▶ **TASK DETAILS**: Tell how many lines contain the string "Portfolio" in the material underneath; the reply is that number and no more.

BEGIN RECORD SET

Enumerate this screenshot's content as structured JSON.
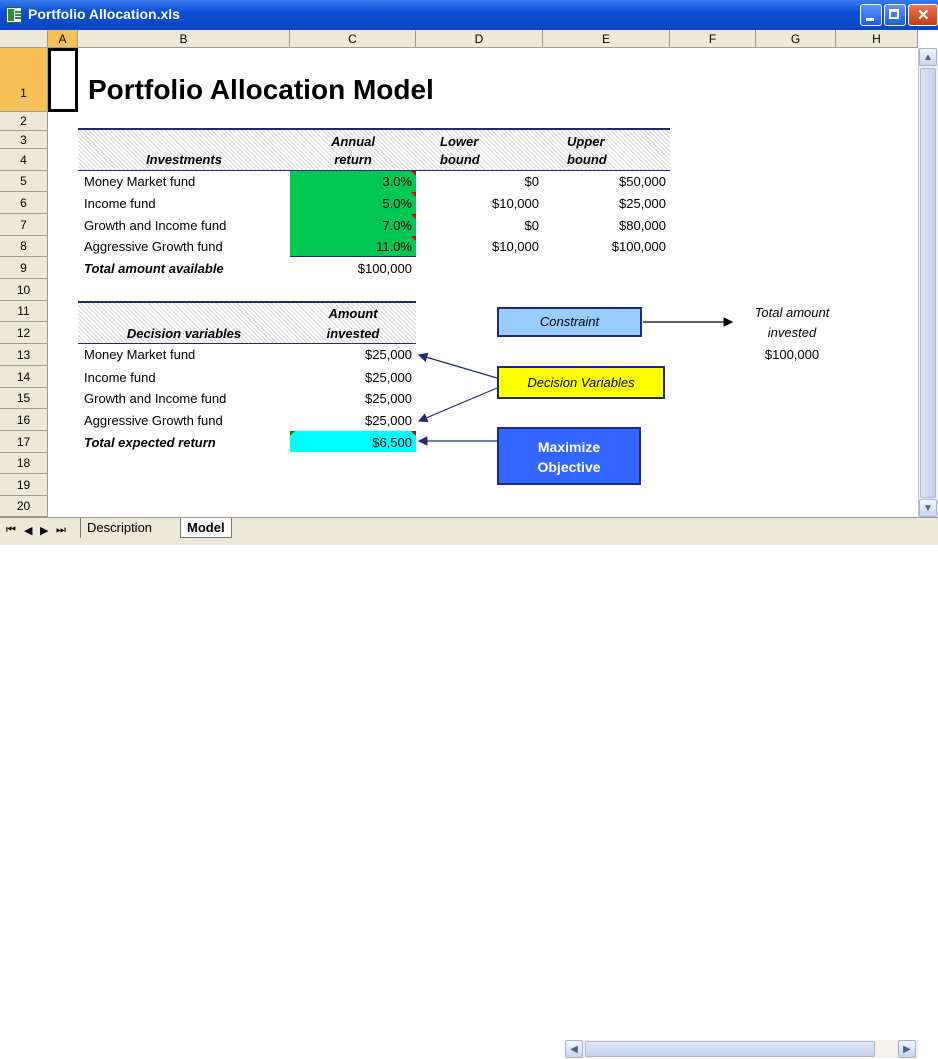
{
  "window": {
    "title": "Portfolio Allocation.xls"
  },
  "columns": [
    "A",
    "B",
    "C",
    "D",
    "E",
    "F",
    "G",
    "H"
  ],
  "rows": [
    "1",
    "2",
    "3",
    "4",
    "5",
    "6",
    "7",
    "8",
    "9",
    "10",
    "11",
    "12",
    "13",
    "14",
    "15",
    "16",
    "17",
    "18",
    "19",
    "20"
  ],
  "sheet": {
    "title": "Portfolio Allocation Model",
    "table1": {
      "h_investments": "Investments",
      "h_annual": "Annual",
      "h_return": "return",
      "h_lower": "Lower",
      "h_lower_bound": "bound",
      "h_upper": "Upper",
      "h_upper_bound": "bound",
      "rows": [
        {
          "name": "Money Market fund",
          "ret": "3.0%",
          "lower": "$0",
          "upper": "$50,000"
        },
        {
          "name": "Income fund",
          "ret": "5.0%",
          "lower": "$10,000",
          "upper": "$25,000"
        },
        {
          "name": "Growth and Income fund",
          "ret": "7.0%",
          "lower": "$0",
          "upper": "$80,000"
        },
        {
          "name": "Aggressive Growth fund",
          "ret": "11.0%",
          "lower": "$10,000",
          "upper": "$100,000"
        }
      ],
      "total_label": "Total amount available",
      "total_value": "$100,000"
    },
    "table2": {
      "h_decision": "Decision variables",
      "h_amount": "Amount",
      "h_invested": "invested",
      "rows": [
        {
          "name": "Money Market fund",
          "amount": "$25,000"
        },
        {
          "name": "Income fund",
          "amount": "$25,000"
        },
        {
          "name": "Growth and Income fund",
          "amount": "$25,000"
        },
        {
          "name": "Aggressive Growth fund",
          "amount": "$25,000"
        }
      ],
      "total_label": "Total expected return",
      "total_value": "$6,500"
    },
    "callouts": {
      "constraint": "Constraint",
      "decision": "Decision Variables",
      "objective_1": "Maximize",
      "objective_2": "Objective",
      "total_invested_1": "Total amount",
      "total_invested_2": "invested",
      "total_invested_value": "$100,000"
    }
  },
  "tabs": {
    "description": "Description",
    "model": "Model"
  },
  "colors": {
    "green": "#00c853",
    "cyan": "#00ffff",
    "constraint_box": "#99ccff",
    "decision_box": "#ffff00",
    "objective_box": "#3366ff",
    "navy": "#1f2a7a"
  }
}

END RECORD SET

▶ **OUTPUT FOR THIS TASK**: 2